Top critical review
The Original direction of Fumbling Towards Ecstasy
on December 17, 2003
I'm not actually sure why people consider this as one of Sarah McLachlan's released Albums. I actually see this CD as rather like a b-side thing, a bonus compilation of some sort because each track on this CD is from Fumbling Towards Ecstasy. Each song, though, is different from Fumbling Towards Ecstasy such as instrumentation as well as some shifts from the melodic structure of the songs.
1. CD-ROM Multimedia Presentation.
2. Elsewhere: this song is driven by the bass, drum, and guitar, and light piano. This piece sounds very "bluesy". The melodic structures of the verses have changed a bit, while the chorus does sound like the original track.
3. Plenty: the piece consists of very little instrumentation at all. There is some screeching sounds in the background, which is annoying. As the song progresses, about 2 minutes in, there is dramatic drumming that is introduced as well as the keyboard, although very gentle. This song focuses is rather around vocals. The melodic structure of the song is rather the same as Fumbling Towards Ecstasy. This piece is quite haunting.
4. Mary: this song is driven by the guitar as well as the piano. The song is sung rather with much more dramatic pose. The drum machine sound from Fumbling Towards Ecstasy is gone and makes this piece much more intimate. In my opinion, this song is much better than Mary that could be found in Fumbling Towards Ecstasy. Sarah's vocals are demonstrated in this song.
5. Good Enough: this song starts off with organs that sounds very much like a Psalmody, church music. Later on the piano is introduced. The melodic structure of the song is kept from the original. This piece though seems very boring.
6. Hold On: The song as a very long piano introduction, as well as centering around the piano. This song is much more softer than the original piece. No longer emotionally driven by drum beats and the guitar, the vocals of Sarah takes the place of all of them. Her voice is very clear and emotional in this particular piece. My opinion, this piece is much better than the original. Hold On from this track is much more intimate.

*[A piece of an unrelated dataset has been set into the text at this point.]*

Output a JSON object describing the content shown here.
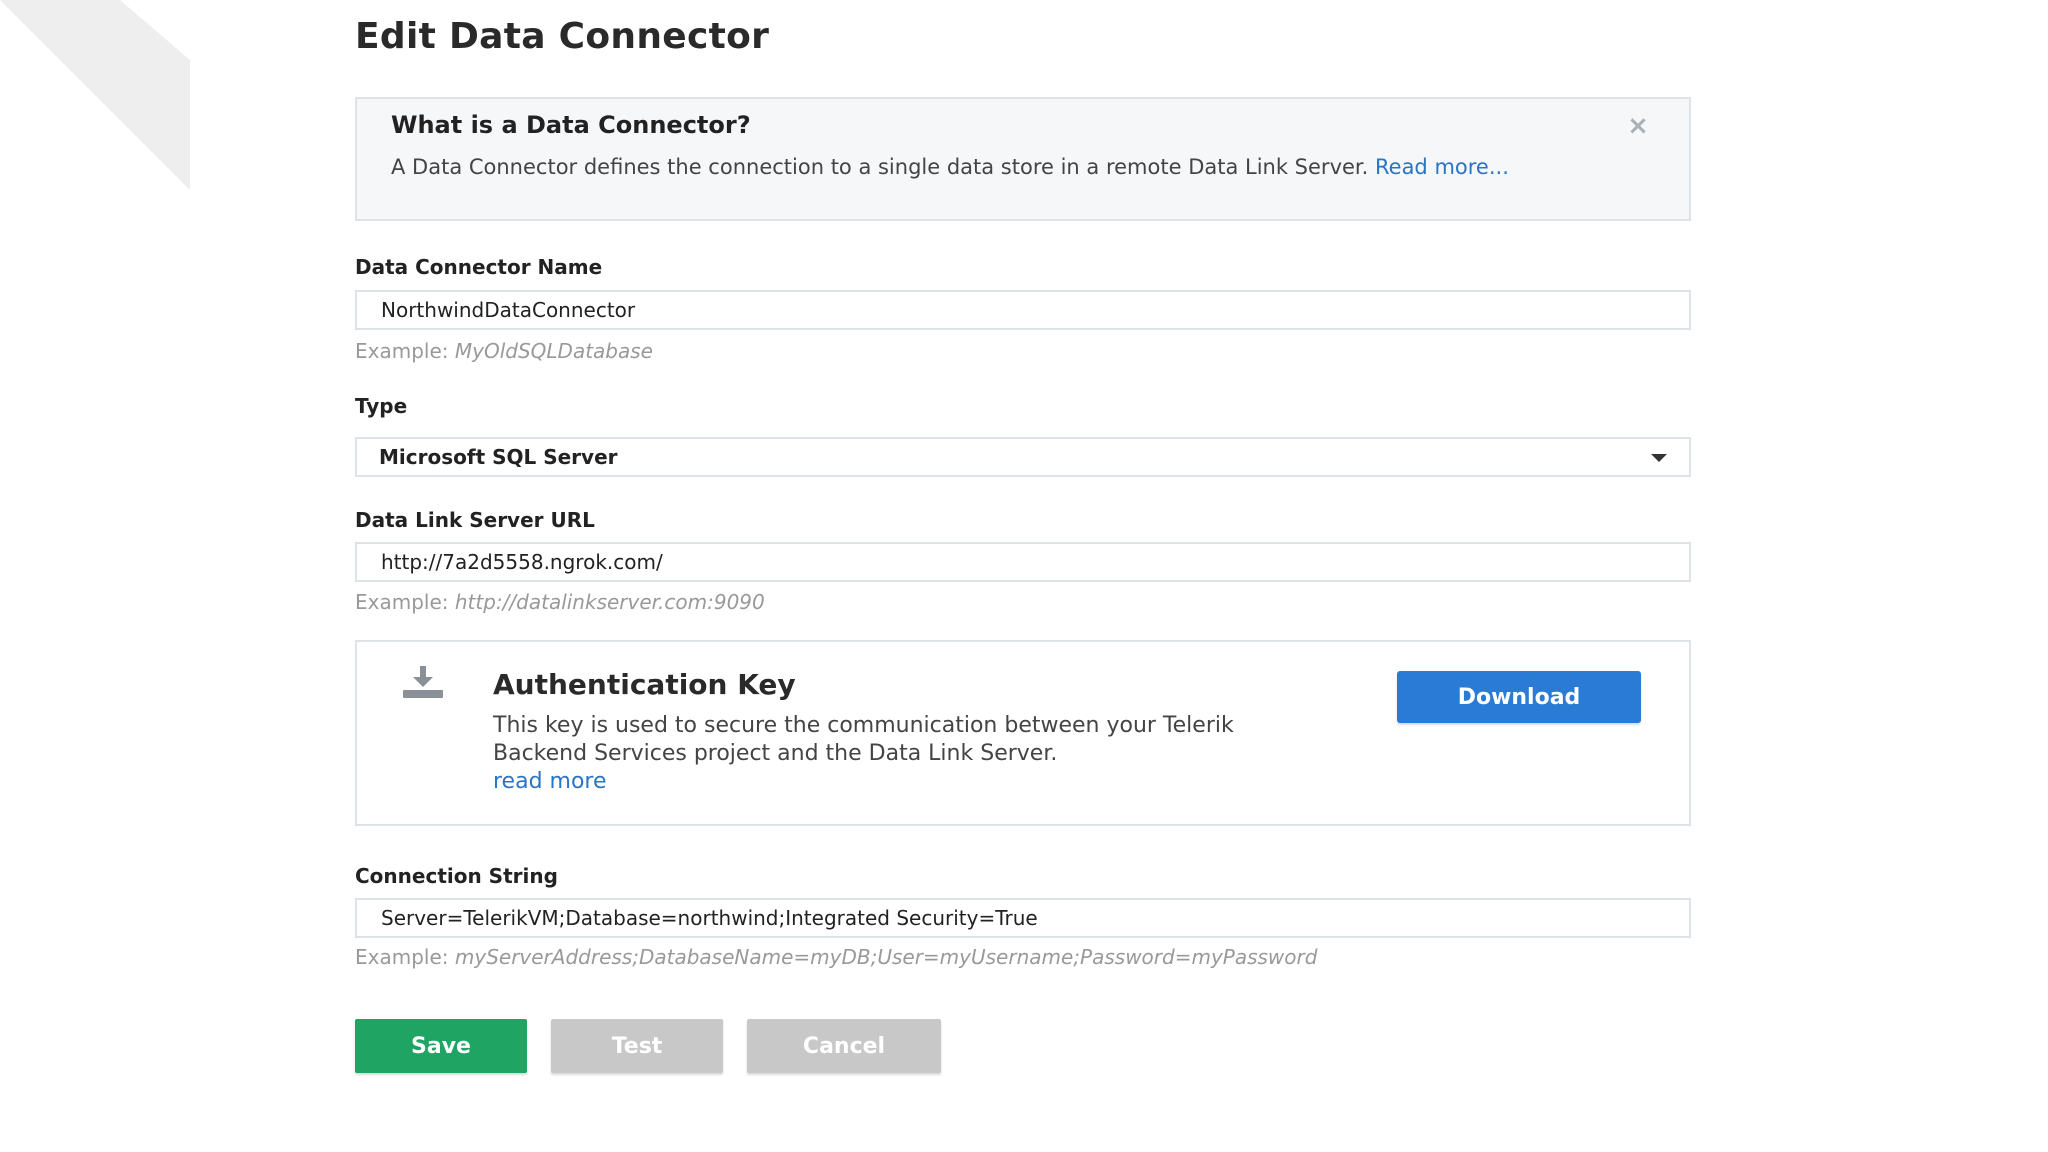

7. Ice Cream: this version is quite similar to Ice Cream from Mirrorball. Ice Cream is recorded as to how Sarah would perform it live. This song is driven by the bass and guitar. Background vocals do a great job complimenting Sarah quite well, which is accompanied by Ashwin.
8. Ice: this song is driven the bass and electric guitar, as well as percussions. The vocals are diminished as they are overpowered by the instruments within this piece. There is very much less dramatic pose than the original. The melodic structure of the piece is kept from Fumbling Towards Ecstasy.
9. Ol'55: the only cover song on this CD, which was originally written by Tom Waits. This song sounds very country-ish. This piece sounds quite different with what Sarah would write or sing. This piece does show another side of McLachlan, but not something I would like to listen to.
This CD, I would recommend to Sarah McLachlan fans who have developed a liking to Fumbling Towards Ecstasy and want to hear a different side to some of the songs from Fumbling Towards Ecstasy. They are quite different, some of which are good and some of which one would be happy that they weren't released in Fumbling Towards Ecstasy. If you are a new fan to Sarah McLachlan, I would recommend Sarah's other CD: Fumbling Towards Ecstasy, Surfacing, or even Afterglow. This CD just shows another side of Sarah and basically the original structures of the song. In the cover sleeve, Sarah writes:
"Most of the songs on Fumbling Towards Ecstasy began as acoustic pieces. Early in the recording process we thought about putting out two records: one record of the original acoustic songs and another with more produced and/or layered songs. In time, one version usually presented itself to be the stronger or just more interesting in its instrumentation and direction, whatever felt right at the time.
I love Fumbling Towards Ecstasy recording and wouldn't change a thing, but I love these versions as reminders of where the songs started and of the various paths we wandered down to discover their identities. It was a joy watching them grow."
Truly in contrast to Fumbling Towards Ecstasy, each piece did develop and grow into much more beautiful music, except for Mary, which I would have preferred have been on the Fumbling Towards Ecstasy released. Overall, this CD is okay, only if you are a fan of Fumbling Towards Ecstasy, and want to explore in their original paths.